top of page

Learning to surrender

Something I've been pondering recently is how much subtle impact a yoga practice can have on our thought patterns and habits.


At the forefront of this and the main topic I'll be talking about is our ability to step back, and our ability to accept an element of surrender.


In todays age, it almost feels we're constantly grasping for more, but what if we stopped reaching?


What would it feel like to be more accepting of what we have? would we feel more content with ourselves? With our environment? The cards we're dealt?


I will arguably and strongly agree with this. In a lot of cultures and traditions, we're asked to give up certain material things that hold value to us, almost as an act of detachment. In fact, attachment is a very recurring theme that pops up all over the place.
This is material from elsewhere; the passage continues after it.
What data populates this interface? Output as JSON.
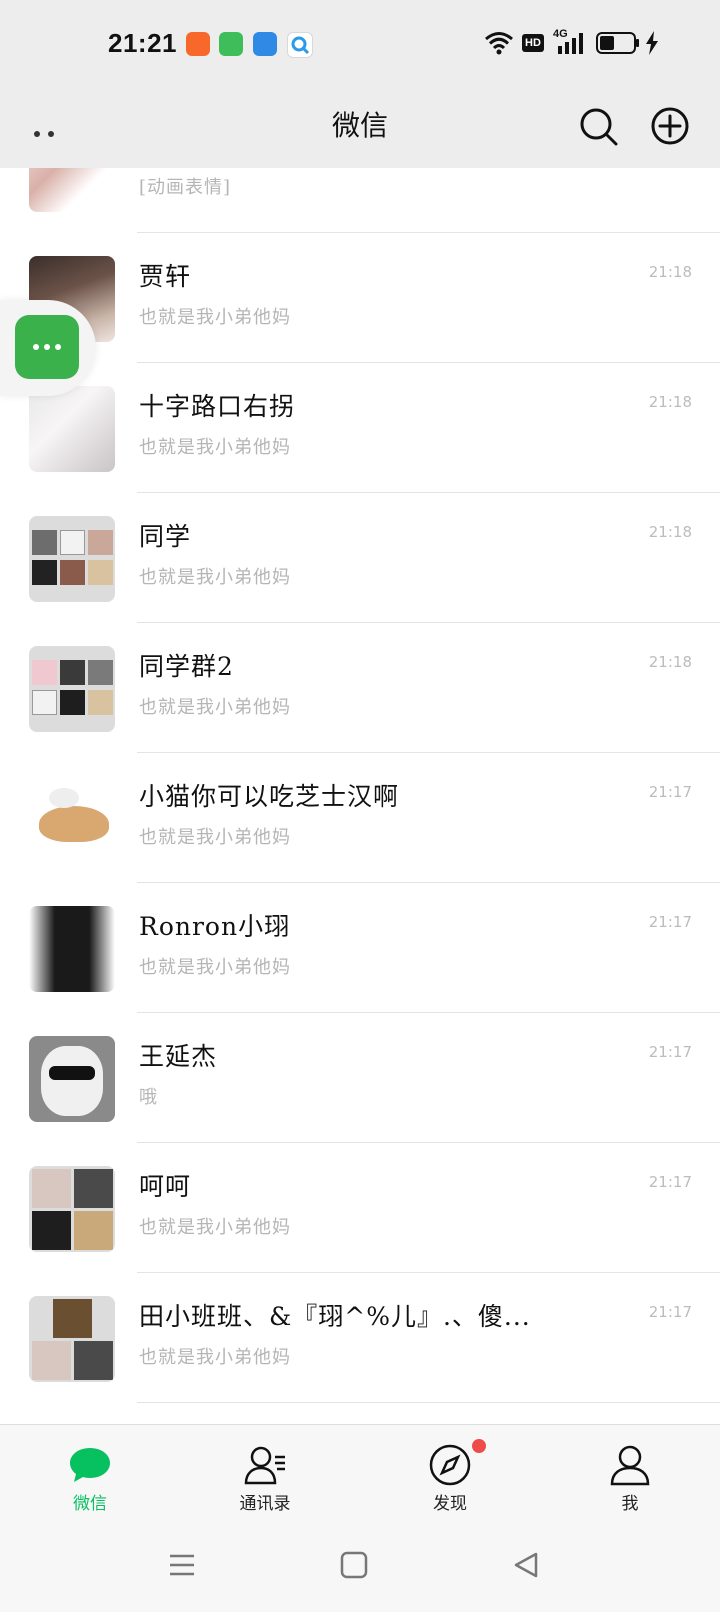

Yoga holds this quite firmly within its framework also - Aparigraha, non-attachment, or non grasping, is one of the Yamas within Patanjalis yoga sutras.


(I've also wrote a blog post about this before, as linked above but as always I may return to it).


This grasping, and constant yearning for more holds a lot of different interpretations. For instance, in a modern sense, not buying more than we need, eating moderately and not over indulging could be included in this. As well as not grasping for what others might have, this could for sure include comparing ourselves to others and wanting what they have.


You can see how working with this idea of non attachment and grasping could be beneficial, but how does it tie into this idea of surrendering you might ask.


Well, when we come to yoga, we're embodying some of these principles through physical action without even realising it. This embodiment is a fantastic way to compare and feel into some of these principles and understandings before understanding the theory behind it. I believe this is why Asana practice is so integral to our journey into yoga.


When we practice Asana, we discover new edges, and try to gentle push against them without going too far. If we go too far, just with any exercise or movement modality, we may incur an injury or be put off by the challenge of it. So, we have to surrender a little bit to our own capacity.


Within the context of Yin, this is one of the main principles we have to follow. We discover our edge within a posture, and then return slightly from it, leaving some depth and space. We're then asked to stay within that space, within that tension and within any friction that this "surrendering" might cause.


We aren't just surrendering to this space or this pose, but also each individual second that we're held here. We feel through the support we're offered by the props, by our bodies, by our breath, and we at last, we can allow ourselves to stop striving for more. To just accept where we are at and surrender to the multitude of sensations and experience that are available within this space.


I probably drone on and on about this, but there is so much to be found when we stop searching, when we strop grasping for more and striving. When we stop forcing ourselves to take on more responsibilities at work, or try too hard to meet everyone else's needs and societal requirements. When we actually stop and pose within a posture at yoga, this could be an opening up to a whole new world of stepping back, feeling what's arising, and readjusting to how you want to go forward.


For me, I've always been a people pleaser, and within yoga, I've always strived for more. For more "depth" within a position, which Is a term I grossly misunderstood. I thought of depth as quite simply, more. More difficulty, more tension, a deeper stretch. I injured myself several times, pushed beyond my limits, didn't listen to my body, and still would do the same again.. but just with a gentler approach. Along with all the injuries, Yin has majorly flipped this on its head for me.


This surrendering wasn't something I knew of. Yes, it had been taught to me and explained, but the embodiment came from really surrendering to the position I was in and staying there. This let me develop a deeper understanding of what depth meant. A depth of deeper internal awareness and sensation while treating my body appropriately and with a sense of compassion.


By stepping back within myself and allowing this space. A lot more space began to emerge outwith a yoga studio. I began to say no to thing I didn't want to do. I began to listen more deeply to how my body reacted to things, and leaned more into what these sensations were telling me about what was being asked of me. I strived more only for a deeper sense of balance.


You can see how much can be taken away from a yoga practice when you start to embody it and feel it much more viscerally. This is why its important to step back, surrender to what's available to you, and be open to the space that it holds.


It's a much different thing to look at this version of surrendering as linked to non-attachment, as non-attachment can be much more interpreted in a material sense. With the things we own, or others own, and the things we want to own.


One thing I'd like to offer you with this post, is not to just encourage you to step back a little bit sometimes and surrender to the present, but also to ask yourself that crucial question.


Is this something that I want?


And even more crucially, why do I want it?

22 views0 comments

Recent Posts

See All
Post: Blog2_Post
bottom of page